**Directions for this task:**
Work through the data line by line, gathering every line that has the word "these".

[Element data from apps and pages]

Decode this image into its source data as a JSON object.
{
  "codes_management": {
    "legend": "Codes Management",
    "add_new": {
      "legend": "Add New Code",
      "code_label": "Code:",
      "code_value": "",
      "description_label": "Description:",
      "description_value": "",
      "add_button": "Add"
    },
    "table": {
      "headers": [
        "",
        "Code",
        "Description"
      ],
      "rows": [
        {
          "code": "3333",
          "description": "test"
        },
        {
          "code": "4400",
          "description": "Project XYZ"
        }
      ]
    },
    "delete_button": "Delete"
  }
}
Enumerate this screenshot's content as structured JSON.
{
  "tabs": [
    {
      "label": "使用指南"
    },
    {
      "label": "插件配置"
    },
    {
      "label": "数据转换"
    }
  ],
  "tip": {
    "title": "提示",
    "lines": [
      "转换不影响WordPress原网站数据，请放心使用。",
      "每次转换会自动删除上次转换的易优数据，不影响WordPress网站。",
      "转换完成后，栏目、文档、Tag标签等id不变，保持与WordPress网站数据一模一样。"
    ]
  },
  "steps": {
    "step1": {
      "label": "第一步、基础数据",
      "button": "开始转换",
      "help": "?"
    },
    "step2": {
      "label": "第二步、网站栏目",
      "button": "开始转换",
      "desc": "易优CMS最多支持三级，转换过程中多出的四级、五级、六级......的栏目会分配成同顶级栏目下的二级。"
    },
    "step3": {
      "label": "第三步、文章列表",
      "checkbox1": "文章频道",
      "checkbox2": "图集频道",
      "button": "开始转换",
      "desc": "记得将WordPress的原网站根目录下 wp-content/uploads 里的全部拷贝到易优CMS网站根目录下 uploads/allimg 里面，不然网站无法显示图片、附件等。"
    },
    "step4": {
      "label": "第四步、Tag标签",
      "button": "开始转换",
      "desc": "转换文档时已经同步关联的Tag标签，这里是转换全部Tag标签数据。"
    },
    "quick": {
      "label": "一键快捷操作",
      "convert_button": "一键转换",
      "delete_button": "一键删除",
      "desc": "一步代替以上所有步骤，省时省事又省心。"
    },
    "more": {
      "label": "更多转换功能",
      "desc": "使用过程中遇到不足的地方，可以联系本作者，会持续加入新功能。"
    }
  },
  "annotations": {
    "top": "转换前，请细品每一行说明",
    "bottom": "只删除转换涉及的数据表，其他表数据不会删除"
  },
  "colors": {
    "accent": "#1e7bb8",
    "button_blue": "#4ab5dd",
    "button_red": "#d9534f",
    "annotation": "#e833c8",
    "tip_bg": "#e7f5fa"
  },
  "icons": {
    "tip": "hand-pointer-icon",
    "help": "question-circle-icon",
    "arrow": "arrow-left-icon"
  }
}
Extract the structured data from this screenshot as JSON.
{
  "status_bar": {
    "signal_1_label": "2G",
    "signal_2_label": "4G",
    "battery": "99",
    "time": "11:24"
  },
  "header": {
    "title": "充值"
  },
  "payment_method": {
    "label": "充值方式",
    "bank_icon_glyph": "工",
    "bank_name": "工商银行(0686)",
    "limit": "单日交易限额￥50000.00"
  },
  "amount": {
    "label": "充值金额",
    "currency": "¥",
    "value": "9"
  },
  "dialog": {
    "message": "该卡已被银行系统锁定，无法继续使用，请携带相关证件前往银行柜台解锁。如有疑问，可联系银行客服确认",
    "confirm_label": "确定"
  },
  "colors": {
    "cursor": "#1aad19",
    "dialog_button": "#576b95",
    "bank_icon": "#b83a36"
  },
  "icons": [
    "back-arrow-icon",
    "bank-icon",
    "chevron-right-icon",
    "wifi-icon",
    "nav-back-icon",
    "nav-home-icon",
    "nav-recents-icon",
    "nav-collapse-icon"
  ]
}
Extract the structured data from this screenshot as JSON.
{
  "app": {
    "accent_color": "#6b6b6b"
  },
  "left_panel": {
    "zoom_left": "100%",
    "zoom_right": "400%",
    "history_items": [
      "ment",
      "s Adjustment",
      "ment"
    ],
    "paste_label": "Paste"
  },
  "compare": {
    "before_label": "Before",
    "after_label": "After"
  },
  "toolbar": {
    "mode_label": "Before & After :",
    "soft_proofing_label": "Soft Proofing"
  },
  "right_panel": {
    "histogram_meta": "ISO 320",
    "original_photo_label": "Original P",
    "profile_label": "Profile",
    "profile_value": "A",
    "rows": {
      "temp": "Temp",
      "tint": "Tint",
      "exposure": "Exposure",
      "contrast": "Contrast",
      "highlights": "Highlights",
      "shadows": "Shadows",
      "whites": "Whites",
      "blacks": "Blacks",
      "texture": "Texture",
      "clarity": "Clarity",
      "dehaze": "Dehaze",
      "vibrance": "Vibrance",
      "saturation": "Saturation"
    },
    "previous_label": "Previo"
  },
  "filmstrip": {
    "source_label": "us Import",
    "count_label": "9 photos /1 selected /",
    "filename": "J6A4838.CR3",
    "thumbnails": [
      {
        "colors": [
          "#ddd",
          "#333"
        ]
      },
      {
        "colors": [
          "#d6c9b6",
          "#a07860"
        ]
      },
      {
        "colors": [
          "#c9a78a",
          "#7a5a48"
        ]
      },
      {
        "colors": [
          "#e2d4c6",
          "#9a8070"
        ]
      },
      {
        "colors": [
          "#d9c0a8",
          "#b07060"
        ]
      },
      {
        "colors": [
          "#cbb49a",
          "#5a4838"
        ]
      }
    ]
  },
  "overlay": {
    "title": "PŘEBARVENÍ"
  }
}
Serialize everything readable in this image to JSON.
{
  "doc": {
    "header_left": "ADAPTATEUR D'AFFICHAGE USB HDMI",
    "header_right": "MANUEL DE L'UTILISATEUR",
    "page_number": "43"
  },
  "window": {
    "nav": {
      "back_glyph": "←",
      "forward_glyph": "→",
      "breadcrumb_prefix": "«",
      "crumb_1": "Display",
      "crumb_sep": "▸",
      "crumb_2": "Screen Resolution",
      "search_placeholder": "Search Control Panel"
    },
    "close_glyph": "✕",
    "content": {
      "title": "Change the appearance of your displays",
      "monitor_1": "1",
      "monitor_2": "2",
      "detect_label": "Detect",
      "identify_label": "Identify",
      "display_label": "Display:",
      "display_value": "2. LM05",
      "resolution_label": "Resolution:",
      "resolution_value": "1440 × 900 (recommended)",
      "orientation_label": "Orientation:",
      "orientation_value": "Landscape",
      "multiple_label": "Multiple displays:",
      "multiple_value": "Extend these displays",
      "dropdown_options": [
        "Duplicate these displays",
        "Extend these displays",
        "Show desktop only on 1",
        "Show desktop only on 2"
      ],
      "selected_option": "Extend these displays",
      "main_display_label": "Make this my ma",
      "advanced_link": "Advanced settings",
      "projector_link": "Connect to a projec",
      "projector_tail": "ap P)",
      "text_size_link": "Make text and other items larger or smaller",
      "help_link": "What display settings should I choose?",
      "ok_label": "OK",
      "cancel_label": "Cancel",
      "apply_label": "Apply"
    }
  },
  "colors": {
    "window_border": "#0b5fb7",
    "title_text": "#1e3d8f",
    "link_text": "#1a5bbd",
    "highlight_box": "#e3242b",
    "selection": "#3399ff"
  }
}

**Solution:**
      "multiple_value": "Extend these displays",
        "Duplicate these displays",
        "Extend these displays",
      "selected_option": "Extend these displays",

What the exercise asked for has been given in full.